Dataset rows describing interfaces
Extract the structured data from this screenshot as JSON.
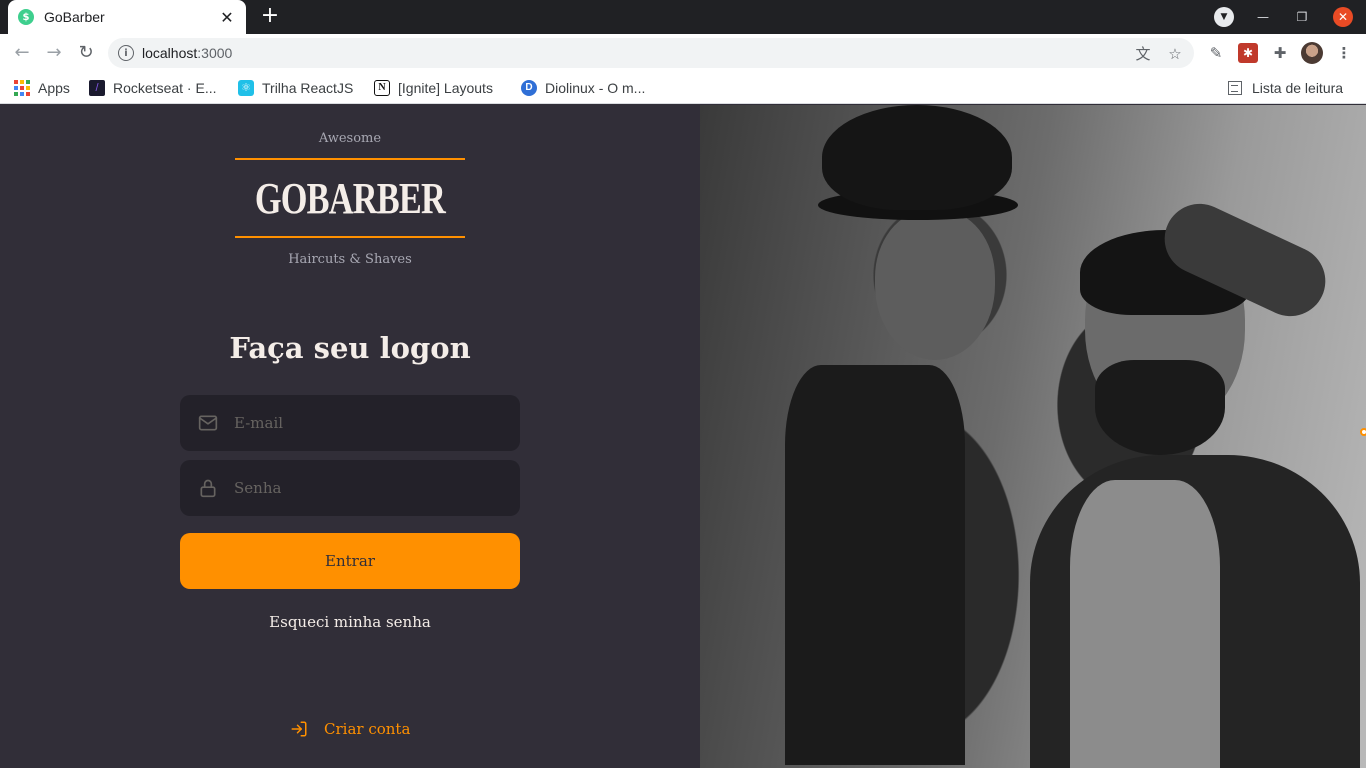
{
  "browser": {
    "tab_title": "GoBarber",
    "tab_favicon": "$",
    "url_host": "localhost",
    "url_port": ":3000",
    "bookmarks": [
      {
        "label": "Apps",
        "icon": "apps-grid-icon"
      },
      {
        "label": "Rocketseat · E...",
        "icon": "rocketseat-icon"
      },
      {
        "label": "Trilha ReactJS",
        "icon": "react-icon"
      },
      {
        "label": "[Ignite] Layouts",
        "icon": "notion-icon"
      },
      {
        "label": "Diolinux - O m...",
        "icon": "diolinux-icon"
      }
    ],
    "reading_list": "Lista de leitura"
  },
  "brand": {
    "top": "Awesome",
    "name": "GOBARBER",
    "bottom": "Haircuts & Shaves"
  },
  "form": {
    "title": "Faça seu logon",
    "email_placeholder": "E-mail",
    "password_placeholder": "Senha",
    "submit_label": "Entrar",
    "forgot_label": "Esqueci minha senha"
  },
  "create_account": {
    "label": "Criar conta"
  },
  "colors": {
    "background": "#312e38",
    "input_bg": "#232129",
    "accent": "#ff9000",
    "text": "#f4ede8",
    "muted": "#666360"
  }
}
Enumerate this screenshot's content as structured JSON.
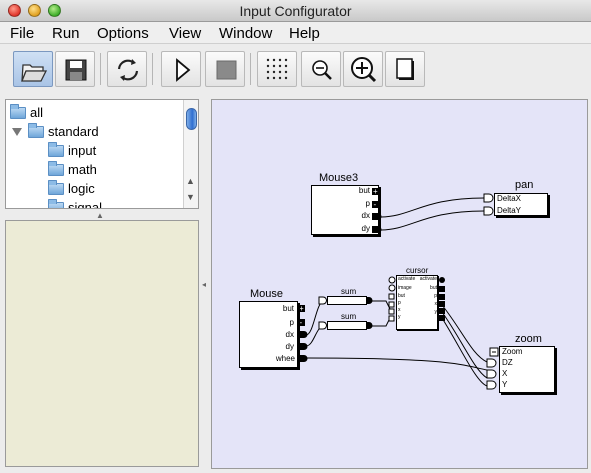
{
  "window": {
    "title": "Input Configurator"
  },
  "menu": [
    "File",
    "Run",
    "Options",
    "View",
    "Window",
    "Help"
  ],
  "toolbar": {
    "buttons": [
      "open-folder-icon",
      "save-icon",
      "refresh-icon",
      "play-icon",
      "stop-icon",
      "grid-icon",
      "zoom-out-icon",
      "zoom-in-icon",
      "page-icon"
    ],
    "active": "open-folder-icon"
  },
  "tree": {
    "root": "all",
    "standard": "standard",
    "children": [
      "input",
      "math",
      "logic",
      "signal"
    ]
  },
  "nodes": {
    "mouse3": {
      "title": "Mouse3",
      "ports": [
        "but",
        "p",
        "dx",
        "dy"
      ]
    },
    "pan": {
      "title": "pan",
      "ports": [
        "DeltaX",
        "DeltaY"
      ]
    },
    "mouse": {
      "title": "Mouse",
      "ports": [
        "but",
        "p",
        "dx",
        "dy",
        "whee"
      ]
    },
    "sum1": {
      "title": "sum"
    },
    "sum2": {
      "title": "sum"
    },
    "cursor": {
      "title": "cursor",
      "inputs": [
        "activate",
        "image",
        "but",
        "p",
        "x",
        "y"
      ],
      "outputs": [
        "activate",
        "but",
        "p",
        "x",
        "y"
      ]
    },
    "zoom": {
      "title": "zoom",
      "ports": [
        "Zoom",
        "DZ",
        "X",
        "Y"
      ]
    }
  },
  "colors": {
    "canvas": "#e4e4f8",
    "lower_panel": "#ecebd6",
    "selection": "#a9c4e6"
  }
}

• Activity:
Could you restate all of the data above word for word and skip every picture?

• Response:
Extract the structured data from this screenshot as JSON.
{
  "browser": {
    "tab_title": "GoBarber",
    "tab_favicon": "$",
    "url_host": "localhost",
    "url_port": ":3000",
    "bookmarks": [
      {
        "label": "Apps",
        "icon": "apps-grid-icon"
      },
      {
        "label": "Rocketseat · E...",
        "icon": "rocketseat-icon"
      },
      {
        "label": "Trilha ReactJS",
        "icon": "react-icon"
      },
      {
        "label": "[Ignite] Layouts",
        "icon": "notion-icon"
      },
      {
        "label": "Diolinux - O m...",
        "icon": "diolinux-icon"
      }
    ],
    "reading_list": "Lista de leitura"
  },
  "brand": {
    "top": "Awesome",
    "name": "GOBARBER",
    "bottom": "Haircuts & Shaves"
  },
  "form": {
    "title": "Faça seu logon",
    "email_placeholder": "E-mail",
    "password_placeholder": "Senha",
    "submit_label": "Entrar",
    "forgot_label": "Esqueci minha senha"
  },
  "create_account": {
    "label": "Criar conta"
  },
  "colors": {
    "background": "#312e38",
    "input_bg": "#232129",
    "accent": "#ff9000",
    "text": "#f4ede8",
    "muted": "#666360"
  }
}
Enumerate this screenshot's content as structured JSON.
{
  "window": {
    "title": "Input Configurator"
  },
  "menu": [
    "File",
    "Run",
    "Options",
    "View",
    "Window",
    "Help"
  ],
  "toolbar": {
    "buttons": [
      "open-folder-icon",
      "save-icon",
      "refresh-icon",
      "play-icon",
      "stop-icon",
      "grid-icon",
      "zoom-out-icon",
      "zoom-in-icon",
      "page-icon"
    ],
    "active": "open-folder-icon"
  },
  "tree": {
    "root": "all",
    "standard": "standard",
    "children": [
      "input",
      "math",
      "logic",
      "signal"
    ]
  },
  "nodes": {
    "mouse3": {
      "title": "Mouse3",
      "ports": [
        "but",
        "p",
        "dx",
        "dy"
      ]
    },
    "pan": {
      "title": "pan",
      "ports": [
        "DeltaX",
        "DeltaY"
      ]
    },
    "mouse": {
      "title": "Mouse",
      "ports": [
        "but",
        "p",
        "dx",
        "dy",
        "whee"
      ]
    },
    "sum1": {
      "title": "sum"
    },
    "sum2": {
      "title": "sum"
    },
    "cursor": {
      "title": "cursor",
      "inputs": [
        "activate",
        "image",
        "but",
        "p",
        "x",
        "y"
      ],
      "outputs": [
        "activate",
        "but",
        "p",
        "x",
        "y"
      ]
    },
    "zoom": {
      "title": "zoom",
      "ports": [
        "Zoom",
        "DZ",
        "X",
        "Y"
      ]
    }
  },
  "colors": {
    "canvas": "#e4e4f8",
    "lower_panel": "#ecebd6",
    "selection": "#a9c4e6"
  }
}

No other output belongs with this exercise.